● Work order
In the records below, find each line with the word "gutter" and copy it.

---+---

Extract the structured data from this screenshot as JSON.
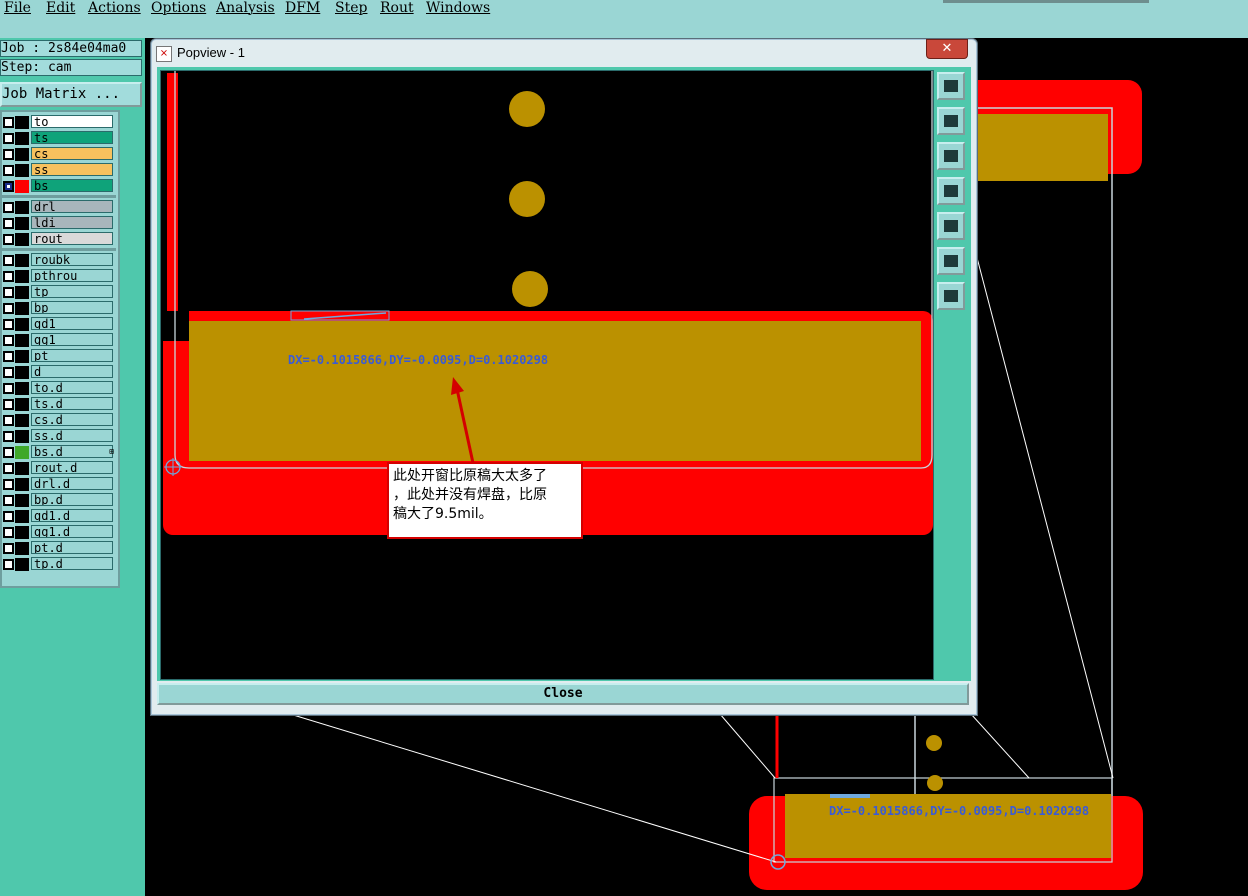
{
  "menubar": {
    "items": [
      {
        "label": "File"
      },
      {
        "label": "Edit"
      },
      {
        "label": "Actions"
      },
      {
        "label": "Options"
      },
      {
        "label": "Analysis"
      },
      {
        "label": "DFM"
      },
      {
        "label": "Step"
      },
      {
        "label": "Rout"
      },
      {
        "label": "Windows"
      }
    ]
  },
  "job": {
    "job_label": "Job : 2s84e04ma0",
    "step_label": "Step: cam",
    "matrix_button": "Job Matrix ..."
  },
  "layers": {
    "group1": [
      {
        "name": "to",
        "bg": "#ffffff",
        "swatch": "#000000"
      },
      {
        "name": "ts",
        "bg": "#0fa37a",
        "swatch": "#000000"
      },
      {
        "name": "cs",
        "bg": "#f7c15e",
        "swatch": "#000000"
      },
      {
        "name": "ss",
        "bg": "#f7c15e",
        "swatch": "#000000"
      },
      {
        "name": "bs",
        "bg": "#0fa37a",
        "swatch": "#ff0000",
        "active": true
      }
    ],
    "group2": [
      {
        "name": "drl",
        "bg": "#a8b6bc",
        "swatch": "#000000"
      },
      {
        "name": "ldi",
        "bg": "#a8b6bc",
        "swatch": "#000000"
      },
      {
        "name": "rout",
        "bg": "#d9d9d9",
        "swatch": "#000000"
      }
    ],
    "group3": [
      {
        "name": "roubk"
      },
      {
        "name": "pthrou"
      },
      {
        "name": "tp"
      },
      {
        "name": "bp"
      },
      {
        "name": "gd1"
      },
      {
        "name": "gg1"
      },
      {
        "name": "pt"
      },
      {
        "name": "d"
      },
      {
        "name": "to.d"
      },
      {
        "name": "ts.d"
      },
      {
        "name": "cs.d"
      },
      {
        "name": "ss.d"
      },
      {
        "name": "bs.d",
        "swatch": "#3fa82a",
        "extra": "⊞"
      },
      {
        "name": "rout.d"
      },
      {
        "name": "drl.d"
      },
      {
        "name": "bp.d"
      },
      {
        "name": "gd1.d"
      },
      {
        "name": "gg1.d"
      },
      {
        "name": "pt.d"
      },
      {
        "name": "tp.d"
      }
    ]
  },
  "popup": {
    "title": "Popview - 1",
    "close_x": "✕",
    "close_button": "Close"
  },
  "measurement": {
    "text": "DX=-0.1015866,DY=-0.0095,D=0.1020298",
    "color": "#3a5bd6"
  },
  "annotation": {
    "line1": "此处开窗比原稿大太多了",
    "line2": "，此处并没有焊盘，比原",
    "line3": "稿大了9.5mil。"
  },
  "colors": {
    "teal_panel": "#4fc8ac",
    "light_teal": "#9ad6d4",
    "mask_red": "#ff0000",
    "copper_gold": "#bb9100"
  }
}
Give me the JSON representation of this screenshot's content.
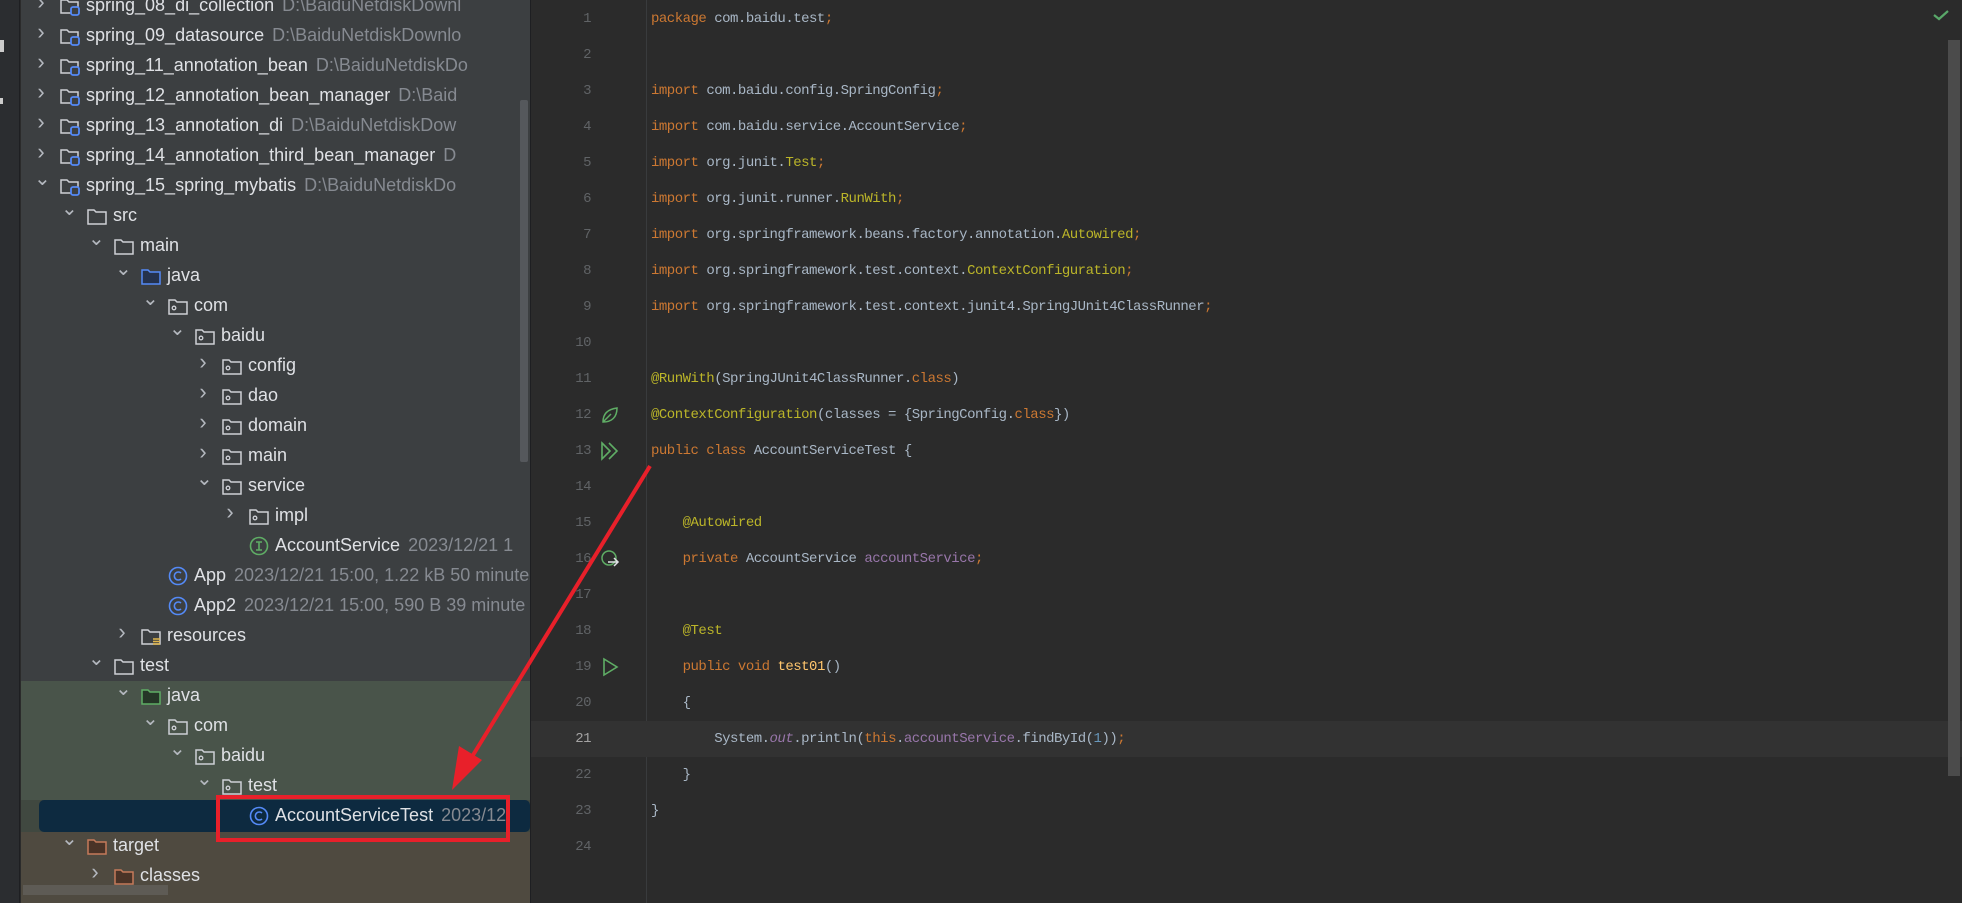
{
  "project_tree": {
    "items": [
      {
        "label": "spring_08_di_collection",
        "meta": "D:\\BaiduNetdiskDownl",
        "level": 0,
        "chevron": "right",
        "icon": "module"
      },
      {
        "label": "spring_09_datasource",
        "meta": "D:\\BaiduNetdiskDownlo",
        "level": 0,
        "chevron": "right",
        "icon": "module"
      },
      {
        "label": "spring_11_annotation_bean",
        "meta": "D:\\BaiduNetdiskDo",
        "level": 0,
        "chevron": "right",
        "icon": "module"
      },
      {
        "label": "spring_12_annotation_bean_manager",
        "meta": "D:\\Baid",
        "level": 0,
        "chevron": "right",
        "icon": "module"
      },
      {
        "label": "spring_13_annotation_di",
        "meta": "D:\\BaiduNetdiskDow",
        "level": 0,
        "chevron": "right",
        "icon": "module"
      },
      {
        "label": "spring_14_annotation_third_bean_manager",
        "meta": "D",
        "level": 0,
        "chevron": "right",
        "icon": "module"
      },
      {
        "label": "spring_15_spring_mybatis",
        "meta": "D:\\BaiduNetdiskDo",
        "level": 0,
        "chevron": "down",
        "icon": "module"
      },
      {
        "label": "src",
        "meta": "",
        "level": 1,
        "chevron": "down",
        "icon": "folder"
      },
      {
        "label": "main",
        "meta": "",
        "level": 2,
        "chevron": "down",
        "icon": "folder"
      },
      {
        "label": "java",
        "meta": "",
        "level": 3,
        "chevron": "down",
        "icon": "source-folder"
      },
      {
        "label": "com",
        "meta": "",
        "level": 4,
        "chevron": "down",
        "icon": "package"
      },
      {
        "label": "baidu",
        "meta": "",
        "level": 5,
        "chevron": "down",
        "icon": "package"
      },
      {
        "label": "config",
        "meta": "",
        "level": 6,
        "chevron": "right",
        "icon": "package"
      },
      {
        "label": "dao",
        "meta": "",
        "level": 6,
        "chevron": "right",
        "icon": "package"
      },
      {
        "label": "domain",
        "meta": "",
        "level": 6,
        "chevron": "right",
        "icon": "package"
      },
      {
        "label": "main",
        "meta": "",
        "level": 6,
        "chevron": "right",
        "icon": "package"
      },
      {
        "label": "service",
        "meta": "",
        "level": 6,
        "chevron": "down",
        "icon": "package"
      },
      {
        "label": "impl",
        "meta": "",
        "level": 7,
        "chevron": "right",
        "icon": "package"
      },
      {
        "label": "AccountService",
        "meta": "2023/12/21 1",
        "level": 7,
        "chevron": "",
        "icon": "interface"
      },
      {
        "label": "App",
        "meta": "2023/12/21 15:00, 1.22 kB 50 minute",
        "level": 4,
        "chevron": "",
        "icon": "class"
      },
      {
        "label": "App2",
        "meta": "2023/12/21 15:00, 590 B 39 minute",
        "level": 4,
        "chevron": "",
        "icon": "class"
      },
      {
        "label": "resources",
        "meta": "",
        "level": 3,
        "chevron": "right",
        "icon": "resources-folder"
      },
      {
        "label": "test",
        "meta": "",
        "level": 2,
        "chevron": "down",
        "icon": "folder"
      },
      {
        "label": "java",
        "meta": "",
        "level": 3,
        "chevron": "down",
        "icon": "test-folder"
      },
      {
        "label": "com",
        "meta": "",
        "level": 4,
        "chevron": "down",
        "icon": "package"
      },
      {
        "label": "baidu",
        "meta": "",
        "level": 5,
        "chevron": "down",
        "icon": "package"
      },
      {
        "label": "test",
        "meta": "",
        "level": 6,
        "chevron": "down",
        "icon": "package"
      },
      {
        "label": "AccountServiceTest",
        "meta": "2023/12",
        "level": 7,
        "chevron": "",
        "icon": "class",
        "selected": true
      },
      {
        "label": "target",
        "meta": "",
        "level": 1,
        "chevron": "down",
        "icon": "excluded-folder"
      },
      {
        "label": "classes",
        "meta": "",
        "level": 2,
        "chevron": "right",
        "icon": "excluded-folder"
      }
    ]
  },
  "editor": {
    "status_icon": "check-icon",
    "current_line": 21,
    "lines": [
      {
        "n": "1",
        "tokens": [
          [
            "package ",
            "kw"
          ],
          [
            "com.baidu.test",
            ""
          ],
          [
            ";",
            "semi"
          ]
        ]
      },
      {
        "n": "2",
        "tokens": []
      },
      {
        "n": "3",
        "tokens": [
          [
            "import ",
            "kw"
          ],
          [
            "com.baidu.config.SpringConfig",
            ""
          ],
          [
            ";",
            "semi"
          ]
        ]
      },
      {
        "n": "4",
        "tokens": [
          [
            "import ",
            "kw"
          ],
          [
            "com.baidu.service.AccountService",
            ""
          ],
          [
            ";",
            "semi"
          ]
        ]
      },
      {
        "n": "5",
        "tokens": [
          [
            "import ",
            "kw"
          ],
          [
            "org.junit.",
            ""
          ],
          [
            "Test",
            "an"
          ],
          [
            ";",
            "semi"
          ]
        ]
      },
      {
        "n": "6",
        "tokens": [
          [
            "import ",
            "kw"
          ],
          [
            "org.junit.runner.",
            ""
          ],
          [
            "RunWith",
            "an"
          ],
          [
            ";",
            "semi"
          ]
        ]
      },
      {
        "n": "7",
        "tokens": [
          [
            "import ",
            "kw"
          ],
          [
            "org.springframework.beans.factory.annotation.",
            ""
          ],
          [
            "Autowired",
            "an"
          ],
          [
            ";",
            "semi"
          ]
        ]
      },
      {
        "n": "8",
        "tokens": [
          [
            "import ",
            "kw"
          ],
          [
            "org.springframework.test.context.",
            ""
          ],
          [
            "ContextConfiguration",
            "an"
          ],
          [
            ";",
            "semi"
          ]
        ]
      },
      {
        "n": "9",
        "tokens": [
          [
            "import ",
            "kw"
          ],
          [
            "org.springframework.test.context.junit4.SpringJUnit4ClassRunner",
            ""
          ],
          [
            ";",
            "semi"
          ]
        ]
      },
      {
        "n": "10",
        "tokens": []
      },
      {
        "n": "11",
        "tokens": [
          [
            "@RunWith",
            "an"
          ],
          [
            "(SpringJUnit4ClassRunner.",
            ""
          ],
          [
            "class",
            "kw"
          ],
          [
            ")",
            ""
          ]
        ]
      },
      {
        "n": "12",
        "gutter": "spring-bean-icon",
        "tokens": [
          [
            "@ContextConfiguration",
            "an"
          ],
          [
            "(classes = {SpringConfig.",
            ""
          ],
          [
            "class",
            "kw"
          ],
          [
            "})",
            ""
          ]
        ]
      },
      {
        "n": "13",
        "gutter": "run-all-icon",
        "tokens": [
          [
            "public class ",
            "kw"
          ],
          [
            "AccountServiceTest {",
            ""
          ]
        ]
      },
      {
        "n": "14",
        "tokens": []
      },
      {
        "n": "15",
        "tokens": [
          [
            "    ",
            ""
          ],
          [
            "@Autowired",
            "an"
          ]
        ]
      },
      {
        "n": "16",
        "gutter": "autowired-icon",
        "tokens": [
          [
            "    ",
            ""
          ],
          [
            "private ",
            "kw"
          ],
          [
            "AccountService ",
            ""
          ],
          [
            "accountService",
            "fld"
          ],
          [
            ";",
            "semi"
          ]
        ]
      },
      {
        "n": "17",
        "tokens": []
      },
      {
        "n": "18",
        "tokens": [
          [
            "    ",
            ""
          ],
          [
            "@Test",
            "an"
          ]
        ]
      },
      {
        "n": "19",
        "gutter": "run-icon",
        "tokens": [
          [
            "    ",
            ""
          ],
          [
            "public void ",
            "kw"
          ],
          [
            "test01",
            "fn"
          ],
          [
            "()",
            ""
          ]
        ]
      },
      {
        "n": "20",
        "tokens": [
          [
            "    {",
            ""
          ]
        ]
      },
      {
        "n": "21",
        "tokens": [
          [
            "        System.",
            ""
          ],
          [
            "out",
            "it"
          ],
          [
            ".println(",
            ""
          ],
          [
            "this",
            "kw"
          ],
          [
            ".",
            ""
          ],
          [
            "accountService",
            "fld"
          ],
          [
            ".findById(",
            ""
          ],
          [
            "1",
            "num"
          ],
          [
            "))",
            ""
          ],
          [
            ";",
            "semi"
          ]
        ]
      },
      {
        "n": "22",
        "tokens": [
          [
            "    }",
            ""
          ]
        ]
      },
      {
        "n": "23",
        "tokens": [
          [
            "}",
            ""
          ]
        ]
      },
      {
        "n": "24",
        "tokens": []
      }
    ]
  },
  "annotation": {
    "color": "#e8202a",
    "target": "AccountServiceTest"
  }
}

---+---

● Written solution
        "gutter": "spring-bean-icon",
        "gutter": "run-all-icon",
        "gutter": "autowired-icon",
        "gutter": "run-icon",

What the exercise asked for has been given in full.